Most of the economic consequences of the COVID-19 pandemic are yet to come.

This includes bankruptcies and loans that are not repaid, which will put banks to the test in the near future.

That's what President Klaas Knot of De Nederlandsche Bank (DNB) thinks.

As a second wave of corona is spreading across the country, concerns about the resilience of the financial sector are also growing.

Although the banks have so far been perfectly able to absorb the blows of the pandemic, according to Knot, the second wave of contagion has created additional uncertainty.

DNB points out that the economic impact of corona has yet to become largely visible.

For example, banks can be affected by the increasing number of bankruptcies and by loans that, partly because of this, cannot be repaid to the banks.

This can lead to risks, especially if the cabinet is phasing out temporary support measures.

“Banks are already taking into account that loans to companies in hard-hit sectors will not be able to be paid off in the future and have increased their bad loan provisions accordingly,” said Knot.

Fear of a perfect storm

Knot is confident that the banks can also handle a second wave.

However, a so-called stress test earlier this year showed that in a 'perfect storm', in which everything goes against the grain, banks should probably be more cautious about taking out new loans.
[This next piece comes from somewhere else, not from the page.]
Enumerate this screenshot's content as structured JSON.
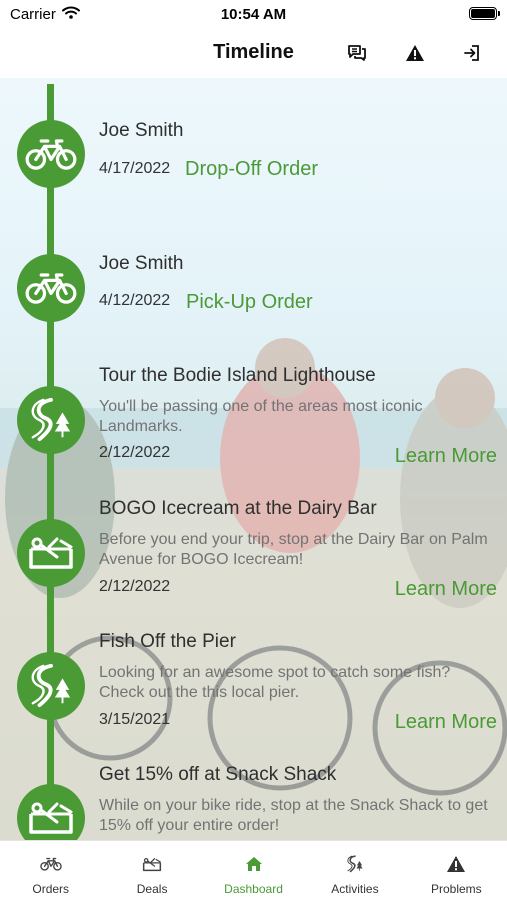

According to him, it remains of great importance to prevent the economic crisis from spilling over to the financial sector.

If banks have to be more economical with their lending as a result, companies can invest less, which in turn has consequences for employment, for example.

The DNB president is therefore pleased that the cabinet has decided to maintain the support measures, such as the wage subsidy (NOW) and the Tozo scheme for the self-employed.

Phasing out this too quickly would inevitably lead to more bankruptcies.

“It is logical that in such a crisis, the government is responsible for a large part of the shock,” says Knot.

Stopping the bailout too soon would have been a bad choice.

"The costs for stopping too early are higher than continuing for too long."